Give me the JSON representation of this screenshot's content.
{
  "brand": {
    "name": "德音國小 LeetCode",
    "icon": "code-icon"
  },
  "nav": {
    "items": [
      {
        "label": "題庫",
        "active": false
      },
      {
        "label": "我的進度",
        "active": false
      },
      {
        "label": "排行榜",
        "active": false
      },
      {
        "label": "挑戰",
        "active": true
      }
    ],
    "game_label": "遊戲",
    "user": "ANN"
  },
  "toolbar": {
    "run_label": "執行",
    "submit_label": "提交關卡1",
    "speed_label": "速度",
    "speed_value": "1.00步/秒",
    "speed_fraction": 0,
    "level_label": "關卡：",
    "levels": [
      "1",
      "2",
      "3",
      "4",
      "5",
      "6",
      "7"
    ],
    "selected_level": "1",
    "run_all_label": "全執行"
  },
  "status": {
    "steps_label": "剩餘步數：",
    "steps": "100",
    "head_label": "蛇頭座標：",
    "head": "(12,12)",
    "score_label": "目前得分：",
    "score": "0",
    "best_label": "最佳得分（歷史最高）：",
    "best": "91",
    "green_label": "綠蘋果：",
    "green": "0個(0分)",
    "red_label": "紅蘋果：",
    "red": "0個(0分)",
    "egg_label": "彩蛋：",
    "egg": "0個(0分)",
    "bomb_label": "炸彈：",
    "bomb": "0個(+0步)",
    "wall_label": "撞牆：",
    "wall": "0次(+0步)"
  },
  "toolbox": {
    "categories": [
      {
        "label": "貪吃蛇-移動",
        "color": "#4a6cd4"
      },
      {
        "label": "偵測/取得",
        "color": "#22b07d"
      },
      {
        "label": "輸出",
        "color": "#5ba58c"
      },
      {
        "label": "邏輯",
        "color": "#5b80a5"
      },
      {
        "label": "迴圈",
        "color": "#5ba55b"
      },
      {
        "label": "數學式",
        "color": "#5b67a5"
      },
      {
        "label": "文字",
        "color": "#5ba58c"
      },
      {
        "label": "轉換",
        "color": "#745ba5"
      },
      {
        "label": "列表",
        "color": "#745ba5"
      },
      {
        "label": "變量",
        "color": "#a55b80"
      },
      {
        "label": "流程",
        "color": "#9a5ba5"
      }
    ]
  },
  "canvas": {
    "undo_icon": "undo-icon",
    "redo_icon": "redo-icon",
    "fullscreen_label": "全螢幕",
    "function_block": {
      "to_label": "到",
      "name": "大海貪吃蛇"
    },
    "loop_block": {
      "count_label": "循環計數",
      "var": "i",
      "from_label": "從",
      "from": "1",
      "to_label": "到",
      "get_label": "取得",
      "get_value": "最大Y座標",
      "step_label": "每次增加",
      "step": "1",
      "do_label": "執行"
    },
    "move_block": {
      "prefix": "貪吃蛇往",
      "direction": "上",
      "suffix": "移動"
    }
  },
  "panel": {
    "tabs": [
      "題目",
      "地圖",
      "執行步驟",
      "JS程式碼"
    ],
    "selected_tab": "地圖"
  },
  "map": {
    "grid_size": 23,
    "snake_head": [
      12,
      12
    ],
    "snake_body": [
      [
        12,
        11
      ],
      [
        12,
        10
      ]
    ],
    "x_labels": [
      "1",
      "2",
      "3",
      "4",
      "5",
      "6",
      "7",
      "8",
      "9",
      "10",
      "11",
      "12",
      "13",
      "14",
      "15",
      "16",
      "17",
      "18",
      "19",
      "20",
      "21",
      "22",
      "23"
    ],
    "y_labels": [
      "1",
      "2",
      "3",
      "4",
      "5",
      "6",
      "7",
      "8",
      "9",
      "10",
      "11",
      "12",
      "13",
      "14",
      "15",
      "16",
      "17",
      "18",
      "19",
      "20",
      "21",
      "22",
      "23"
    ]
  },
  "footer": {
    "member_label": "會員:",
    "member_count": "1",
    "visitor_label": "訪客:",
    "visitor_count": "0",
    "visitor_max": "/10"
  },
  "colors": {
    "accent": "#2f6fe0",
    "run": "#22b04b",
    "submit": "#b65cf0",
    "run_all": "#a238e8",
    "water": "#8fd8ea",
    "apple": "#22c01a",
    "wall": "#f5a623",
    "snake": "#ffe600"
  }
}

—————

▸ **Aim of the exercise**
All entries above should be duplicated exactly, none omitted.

▸ **Response box**
Give me the JSON representation of this screenshot's content.
{
  "brand": {
    "name": "德音國小 LeetCode",
    "icon": "code-icon"
  },
  "nav": {
    "items": [
      {
        "label": "題庫",
        "active": false
      },
      {
        "label": "我的進度",
        "active": false
      },
      {
        "label": "排行榜",
        "active": false
      },
      {
        "label": "挑戰",
        "active": true
      }
    ],
    "game_label": "遊戲",
    "user": "ANN"
  },
  "toolbar": {
    "run_label": "執行",
    "submit_label": "提交關卡1",
    "speed_label": "速度",
    "speed_value": "1.00步/秒",
    "speed_fraction": 0,
    "level_label": "關卡：",
    "levels": [
      "1",
      "2",
      "3",
      "4",
      "5",
      "6",
      "7"
    ],
    "selected_level": "1",
    "run_all_label": "全執行"
  },
  "status": {
    "steps_label": "剩餘步數：",
    "steps": "100",
    "head_label": "蛇頭座標：",
    "head": "(12,12)",
    "score_label": "目前得分：",
    "score": "0",
    "best_label": "最佳得分（歷史最高）：",
    "best": "91",
    "green_label": "綠蘋果：",
    "green": "0個(0分)",
    "red_label": "紅蘋果：",
    "red": "0個(0分)",
    "egg_label": "彩蛋：",
    "egg": "0個(0分)",
    "bomb_label": "炸彈：",
    "bomb": "0個(+0步)",
    "wall_label": "撞牆：",
    "wall": "0次(+0步)"
  },
  "toolbox": {
    "categories": [
      {
        "label": "貪吃蛇-移動",
        "color": "#4a6cd4"
      },
      {
        "label": "偵測/取得",
        "color": "#22b07d"
      },
      {
        "label": "輸出",
        "color": "#5ba58c"
      },
      {
        "label": "邏輯",
        "color": "#5b80a5"
      },
      {
        "label": "迴圈",
        "color": "#5ba55b"
      },
      {
        "label": "數學式",
        "color": "#5b67a5"
      },
      {
        "label": "文字",
        "color": "#5ba58c"
      },
      {
        "label": "轉換",
        "color": "#745ba5"
      },
      {
        "label": "列表",
        "color": "#745ba5"
      },
      {
        "label": "變量",
        "color": "#a55b80"
      },
      {
        "label": "流程",
        "color": "#9a5ba5"
      }
    ]
  },
  "canvas": {
    "undo_icon": "undo-icon",
    "redo_icon": "redo-icon",
    "fullscreen_label": "全螢幕",
    "function_block": {
      "to_label": "到",
      "name": "大海貪吃蛇"
    },
    "loop_block": {
      "count_label": "循環計數",
      "var": "i",
      "from_label": "從",
      "from": "1",
      "to_label": "到",
      "get_label": "取得",
      "get_value": "最大Y座標",
      "step_label": "每次增加",
      "step": "1",
      "do_label": "執行"
    },
    "move_block": {
      "prefix": "貪吃蛇往",
      "direction": "上",
      "suffix": "移動"
    }
  },
  "panel": {
    "tabs": [
      "題目",
      "地圖",
      "執行步驟",
      "JS程式碼"
    ],
    "selected_tab": "地圖"
  },
  "map": {
    "grid_size": 23,
    "snake_head": [
      12,
      12
    ],
    "snake_body": [
      [
        12,
        11
      ],
      [
        12,
        10
      ]
    ],
    "x_labels": [
      "1",
      "2",
      "3",
      "4",
      "5",
      "6",
      "7",
      "8",
      "9",
      "10",
      "11",
      "12",
      "13",
      "14",
      "15",
      "16",
      "17",
      "18",
      "19",
      "20",
      "21",
      "22",
      "23"
    ],
    "y_labels": [
      "1",
      "2",
      "3",
      "4",
      "5",
      "6",
      "7",
      "8",
      "9",
      "10",
      "11",
      "12",
      "13",
      "14",
      "15",
      "16",
      "17",
      "18",
      "19",
      "20",
      "21",
      "22",
      "23"
    ]
  },
  "footer": {
    "member_label": "會員:",
    "member_count": "1",
    "visitor_label": "訪客:",
    "visitor_count": "0",
    "visitor_max": "/10"
  },
  "colors": {
    "accent": "#2f6fe0",
    "run": "#22b04b",
    "submit": "#b65cf0",
    "run_all": "#a238e8",
    "water": "#8fd8ea",
    "apple": "#22c01a",
    "wall": "#f5a623",
    "snake": "#ffe600"
  }
}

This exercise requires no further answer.